The reinstatement option means you pay one lump sum to cover your forbearance balance and then resume your regular monthly mortgage payments. This may not be an option for everyone, so rest assured that under the CARES Act, lenders cannot require you to repay your forbearance balance all at one time.
With a deferral or partial claim, you can defer the forbearance balance until you have paid off your mortgage, or your loan payments will be put into a junior lien, which is repayable when the owner refinances, sells, or terminates their mortgage.
If you still can’t afford your mortgage payment due to hardships, you can apply for a loan modification, which is a service that lowers the interest rate or balance of a home loan or extends the terms so that monthly payments are more affordable.
It’s understandable that with the pandemic still impacting employment and financial stability, people are still struggling. As long as you have been in COVID-19 forbearance prior to Feb. 28 of this year, homeowners with conventional loans can request an additional three-month extension for a total of 15 months, while homeowners with government-backed loans as of June 30, 2020, have the option to request two additional three-month extensions for a total of 18 months forbearance.
Student Loan Repayment Options
If at any time during forbearance you are able to pay on your balance, you should try to do so. It will benefit you in the long run. However, there are several ways to pay down student loans when your term ends. One way to bring down payments is to refinance, but only do so if you want to take advantage of fixed interest rates to lower your APR and monthly payment, and only if you’re financially stable.

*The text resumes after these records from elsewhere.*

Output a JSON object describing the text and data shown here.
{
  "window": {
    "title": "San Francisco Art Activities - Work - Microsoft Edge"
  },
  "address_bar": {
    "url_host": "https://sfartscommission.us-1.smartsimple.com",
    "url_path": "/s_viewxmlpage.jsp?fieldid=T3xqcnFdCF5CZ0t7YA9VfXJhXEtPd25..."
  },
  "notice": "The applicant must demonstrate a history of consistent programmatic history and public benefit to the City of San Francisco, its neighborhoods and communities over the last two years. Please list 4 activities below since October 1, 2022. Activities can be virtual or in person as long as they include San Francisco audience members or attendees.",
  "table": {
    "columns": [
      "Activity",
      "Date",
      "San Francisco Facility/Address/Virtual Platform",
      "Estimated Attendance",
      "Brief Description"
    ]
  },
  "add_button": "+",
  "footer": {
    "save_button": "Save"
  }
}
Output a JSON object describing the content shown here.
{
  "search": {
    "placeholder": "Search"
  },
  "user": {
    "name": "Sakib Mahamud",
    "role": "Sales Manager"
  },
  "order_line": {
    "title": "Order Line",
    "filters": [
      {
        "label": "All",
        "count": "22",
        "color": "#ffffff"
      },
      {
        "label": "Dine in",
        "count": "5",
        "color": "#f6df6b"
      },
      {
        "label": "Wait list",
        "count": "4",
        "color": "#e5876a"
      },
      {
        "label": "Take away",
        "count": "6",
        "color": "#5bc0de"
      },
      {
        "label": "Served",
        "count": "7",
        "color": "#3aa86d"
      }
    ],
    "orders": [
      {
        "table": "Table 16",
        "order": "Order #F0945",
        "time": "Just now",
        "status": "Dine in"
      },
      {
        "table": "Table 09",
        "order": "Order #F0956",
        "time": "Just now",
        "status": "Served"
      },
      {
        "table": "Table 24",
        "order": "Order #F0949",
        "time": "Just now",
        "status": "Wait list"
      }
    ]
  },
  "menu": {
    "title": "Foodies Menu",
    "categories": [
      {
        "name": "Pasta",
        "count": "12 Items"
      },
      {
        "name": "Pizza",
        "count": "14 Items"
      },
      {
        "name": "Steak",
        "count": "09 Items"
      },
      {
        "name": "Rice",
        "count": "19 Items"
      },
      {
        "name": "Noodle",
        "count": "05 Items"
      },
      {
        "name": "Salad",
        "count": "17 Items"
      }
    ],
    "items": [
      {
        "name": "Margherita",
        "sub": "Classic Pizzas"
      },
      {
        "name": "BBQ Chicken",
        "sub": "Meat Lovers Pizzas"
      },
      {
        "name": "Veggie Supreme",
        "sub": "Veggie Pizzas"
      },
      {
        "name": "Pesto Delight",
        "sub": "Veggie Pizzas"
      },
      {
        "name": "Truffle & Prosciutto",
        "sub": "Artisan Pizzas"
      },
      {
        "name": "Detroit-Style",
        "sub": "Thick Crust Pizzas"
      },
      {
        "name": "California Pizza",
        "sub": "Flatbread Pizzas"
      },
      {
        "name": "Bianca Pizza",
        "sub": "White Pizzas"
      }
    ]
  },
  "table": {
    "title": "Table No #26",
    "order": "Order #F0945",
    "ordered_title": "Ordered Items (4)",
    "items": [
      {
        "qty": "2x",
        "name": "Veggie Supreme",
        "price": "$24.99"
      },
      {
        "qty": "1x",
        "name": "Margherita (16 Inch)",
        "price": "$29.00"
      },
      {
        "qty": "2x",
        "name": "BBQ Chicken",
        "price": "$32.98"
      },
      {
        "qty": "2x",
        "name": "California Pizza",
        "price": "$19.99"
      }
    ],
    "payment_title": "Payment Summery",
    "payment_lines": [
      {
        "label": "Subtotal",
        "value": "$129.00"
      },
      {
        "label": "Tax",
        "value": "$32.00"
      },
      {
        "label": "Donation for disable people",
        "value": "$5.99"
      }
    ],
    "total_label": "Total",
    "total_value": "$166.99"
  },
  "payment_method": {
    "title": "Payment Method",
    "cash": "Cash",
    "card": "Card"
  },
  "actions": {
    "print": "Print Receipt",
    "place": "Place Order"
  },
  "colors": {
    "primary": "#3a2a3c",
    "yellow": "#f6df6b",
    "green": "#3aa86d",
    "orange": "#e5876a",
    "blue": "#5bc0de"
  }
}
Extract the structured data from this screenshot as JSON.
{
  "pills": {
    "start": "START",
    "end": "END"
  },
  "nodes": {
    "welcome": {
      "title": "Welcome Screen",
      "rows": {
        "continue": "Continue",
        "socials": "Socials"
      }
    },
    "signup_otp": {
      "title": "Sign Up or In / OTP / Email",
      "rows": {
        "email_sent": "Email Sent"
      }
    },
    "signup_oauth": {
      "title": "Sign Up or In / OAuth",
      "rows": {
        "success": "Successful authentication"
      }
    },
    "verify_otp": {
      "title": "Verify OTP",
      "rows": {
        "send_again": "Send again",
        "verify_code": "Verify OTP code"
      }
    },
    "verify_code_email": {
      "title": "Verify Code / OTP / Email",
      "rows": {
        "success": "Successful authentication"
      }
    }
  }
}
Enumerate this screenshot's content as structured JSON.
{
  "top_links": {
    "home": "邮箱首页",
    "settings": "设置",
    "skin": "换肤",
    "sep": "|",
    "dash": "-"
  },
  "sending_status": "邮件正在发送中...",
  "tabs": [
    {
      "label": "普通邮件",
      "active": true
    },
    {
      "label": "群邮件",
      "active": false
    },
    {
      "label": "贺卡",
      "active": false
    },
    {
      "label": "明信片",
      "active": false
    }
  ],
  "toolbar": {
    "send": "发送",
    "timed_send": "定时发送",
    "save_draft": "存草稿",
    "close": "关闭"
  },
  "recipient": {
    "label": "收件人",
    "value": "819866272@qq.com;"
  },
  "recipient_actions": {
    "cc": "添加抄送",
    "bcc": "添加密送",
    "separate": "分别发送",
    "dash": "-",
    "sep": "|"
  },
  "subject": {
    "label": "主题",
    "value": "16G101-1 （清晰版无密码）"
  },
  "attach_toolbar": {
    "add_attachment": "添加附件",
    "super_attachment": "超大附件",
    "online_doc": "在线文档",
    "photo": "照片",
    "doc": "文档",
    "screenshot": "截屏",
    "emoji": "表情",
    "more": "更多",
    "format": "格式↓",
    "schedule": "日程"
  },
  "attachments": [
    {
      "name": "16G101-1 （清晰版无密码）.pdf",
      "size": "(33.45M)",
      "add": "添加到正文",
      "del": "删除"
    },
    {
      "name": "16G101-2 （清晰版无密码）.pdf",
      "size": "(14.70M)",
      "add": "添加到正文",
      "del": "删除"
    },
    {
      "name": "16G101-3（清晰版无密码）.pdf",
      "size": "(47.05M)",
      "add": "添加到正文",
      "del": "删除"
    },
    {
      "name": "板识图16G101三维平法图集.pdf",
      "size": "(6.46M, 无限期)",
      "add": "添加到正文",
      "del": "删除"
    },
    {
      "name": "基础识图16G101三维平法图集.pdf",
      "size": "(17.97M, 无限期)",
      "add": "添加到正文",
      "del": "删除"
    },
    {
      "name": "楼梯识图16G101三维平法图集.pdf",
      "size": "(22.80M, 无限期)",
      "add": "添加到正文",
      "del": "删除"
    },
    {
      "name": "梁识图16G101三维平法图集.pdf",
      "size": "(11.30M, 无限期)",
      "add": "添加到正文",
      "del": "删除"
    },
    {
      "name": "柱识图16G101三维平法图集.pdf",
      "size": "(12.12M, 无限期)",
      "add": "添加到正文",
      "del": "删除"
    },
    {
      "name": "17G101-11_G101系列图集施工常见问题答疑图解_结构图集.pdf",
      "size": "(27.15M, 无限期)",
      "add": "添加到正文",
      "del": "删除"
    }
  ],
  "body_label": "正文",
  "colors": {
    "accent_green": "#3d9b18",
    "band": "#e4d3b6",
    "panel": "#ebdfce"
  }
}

If you’re unable to pay your forbearance in one lump sum, it will be added to your loan balance. However, if you find you’re still having a hard time making payments toward your student loan you can apply for a deferment. During this time, interest on federally subsidized loans will not accrue, while any interest on unsubsidized loans will be added to your loan.
Credit Card Debt Repayment
Credit card forbearance may have been the reprieve you needed during a difficult time, but it is only a temporary one. Although you haven’t been making payments toward your credit debt, interest has still been accruing. And, if you were, and still are, using your card, so has your balance. This could mean you’re in more credit card debt than you were before. If you can’t begin making payments when forbearance ends, the credit lender may mark you as delinquent, which can negatively affect your credit score. While there are various techniques for repayment you can apply, it also might be time to look into a debt management plan. Credit counselors will work with you and your credit card companies to consolidate your debt, lower your interest rate, and create a monthly payment that is affordable and customized to your specific situation.
A debt management plan isn’t a solution for mortgage payment issues or other secured loans, but for unsecured loans like credit cards and student loans, it can be the way you regain your financial health. Whether the forbearance helped you come out of financial hardships, or you’re still struggling, having a plan of action for when the forbearance ends will keep you from losing ground, giving you the means to become more economically stable.